═════ DATASET EXTRACT ═════
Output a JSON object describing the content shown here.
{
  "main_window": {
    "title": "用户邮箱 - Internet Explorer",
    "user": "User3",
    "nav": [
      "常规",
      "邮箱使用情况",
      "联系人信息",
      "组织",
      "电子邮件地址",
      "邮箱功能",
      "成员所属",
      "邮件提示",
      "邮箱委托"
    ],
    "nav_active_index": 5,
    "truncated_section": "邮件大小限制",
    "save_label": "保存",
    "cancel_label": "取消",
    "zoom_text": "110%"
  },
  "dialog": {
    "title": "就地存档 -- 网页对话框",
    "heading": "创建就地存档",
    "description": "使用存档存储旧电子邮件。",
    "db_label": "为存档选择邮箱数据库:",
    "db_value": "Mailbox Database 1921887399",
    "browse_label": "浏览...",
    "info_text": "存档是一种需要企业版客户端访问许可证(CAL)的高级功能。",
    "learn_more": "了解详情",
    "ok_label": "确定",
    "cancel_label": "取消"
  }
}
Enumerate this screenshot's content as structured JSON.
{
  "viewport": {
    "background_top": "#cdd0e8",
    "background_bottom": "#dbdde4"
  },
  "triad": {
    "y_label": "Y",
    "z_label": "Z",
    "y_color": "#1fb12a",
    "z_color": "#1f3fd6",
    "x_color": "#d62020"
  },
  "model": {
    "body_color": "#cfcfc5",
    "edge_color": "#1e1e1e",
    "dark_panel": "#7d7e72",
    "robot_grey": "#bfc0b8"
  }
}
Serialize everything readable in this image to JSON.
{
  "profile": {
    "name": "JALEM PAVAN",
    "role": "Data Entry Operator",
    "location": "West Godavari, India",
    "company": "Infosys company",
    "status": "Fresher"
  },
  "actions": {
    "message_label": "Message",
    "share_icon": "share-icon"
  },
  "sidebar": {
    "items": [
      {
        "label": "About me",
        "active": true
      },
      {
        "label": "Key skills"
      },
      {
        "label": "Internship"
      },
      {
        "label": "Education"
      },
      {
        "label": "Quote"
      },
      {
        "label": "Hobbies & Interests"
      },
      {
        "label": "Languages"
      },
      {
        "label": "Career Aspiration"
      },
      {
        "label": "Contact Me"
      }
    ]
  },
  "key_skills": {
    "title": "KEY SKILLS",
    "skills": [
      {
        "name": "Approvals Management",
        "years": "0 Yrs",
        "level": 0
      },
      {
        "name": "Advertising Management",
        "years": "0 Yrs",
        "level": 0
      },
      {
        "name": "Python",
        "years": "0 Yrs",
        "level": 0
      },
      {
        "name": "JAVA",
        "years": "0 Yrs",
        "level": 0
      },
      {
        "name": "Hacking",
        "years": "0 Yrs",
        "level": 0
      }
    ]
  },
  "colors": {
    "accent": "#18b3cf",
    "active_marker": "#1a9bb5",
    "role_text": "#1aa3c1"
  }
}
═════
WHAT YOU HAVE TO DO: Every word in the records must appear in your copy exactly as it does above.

ANSWER BOX:
Output a JSON object describing the content shown here.
{
  "main_window": {
    "title": "用户邮箱 - Internet Explorer",
    "user": "User3",
    "nav": [
      "常规",
      "邮箱使用情况",
      "联系人信息",
      "组织",
      "电子邮件地址",
      "邮箱功能",
      "成员所属",
      "邮件提示",
      "邮箱委托"
    ],
    "nav_active_index": 5,
    "truncated_section": "邮件大小限制",
    "save_label": "保存",
    "cancel_label": "取消",
    "zoom_text": "110%"
  },
  "dialog": {
    "title": "就地存档 -- 网页对话框",
    "heading": "创建就地存档",
    "description": "使用存档存储旧电子邮件。",
    "db_label": "为存档选择邮箱数据库:",
    "db_value": "Mailbox Database 1921887399",
    "browse_label": "浏览...",
    "info_text": "存档是一种需要企业版客户端访问许可证(CAL)的高级功能。",
    "learn_more": "了解详情",
    "ok_label": "确定",
    "cancel_label": "取消"
  }
}
Enumerate this screenshot's content as structured JSON.
{
  "viewport": {
    "background_top": "#cdd0e8",
    "background_bottom": "#dbdde4"
  },
  "triad": {
    "y_label": "Y",
    "z_label": "Z",
    "y_color": "#1fb12a",
    "z_color": "#1f3fd6",
    "x_color": "#d62020"
  },
  "model": {
    "body_color": "#cfcfc5",
    "edge_color": "#1e1e1e",
    "dark_panel": "#7d7e72",
    "robot_grey": "#bfc0b8"
  }
}
Serialize everything readable in this image to JSON.
{
  "profile": {
    "name": "JALEM PAVAN",
    "role": "Data Entry Operator",
    "location": "West Godavari, India",
    "company": "Infosys company",
    "status": "Fresher"
  },
  "actions": {
    "message_label": "Message",
    "share_icon": "share-icon"
  },
  "sidebar": {
    "items": [
      {
        "label": "About me",
        "active": true
      },
      {
        "label": "Key skills"
      },
      {
        "label": "Internship"
      },
      {
        "label": "Education"
      },
      {
        "label": "Quote"
      },
      {
        "label": "Hobbies & Interests"
      },
      {
        "label": "Languages"
      },
      {
        "label": "Career Aspiration"
      },
      {
        "label": "Contact Me"
      }
    ]
  },
  "key_skills": {
    "title": "KEY SKILLS",
    "skills": [
      {
        "name": "Approvals Management",
        "years": "0 Yrs",
        "level": 0
      },
      {
        "name": "Advertising Management",
        "years": "0 Yrs",
        "level": 0
      },
      {
        "name": "Python",
        "years": "0 Yrs",
        "level": 0
      },
      {
        "name": "JAVA",
        "years": "0 Yrs",
        "level": 0
      },
      {
        "name": "Hacking",
        "years": "0 Yrs",
        "level": 0
      }
    ]
  },
  "colors": {
    "accent": "#18b3cf",
    "active_marker": "#1a9bb5",
    "role_text": "#1aa3c1"
  }
}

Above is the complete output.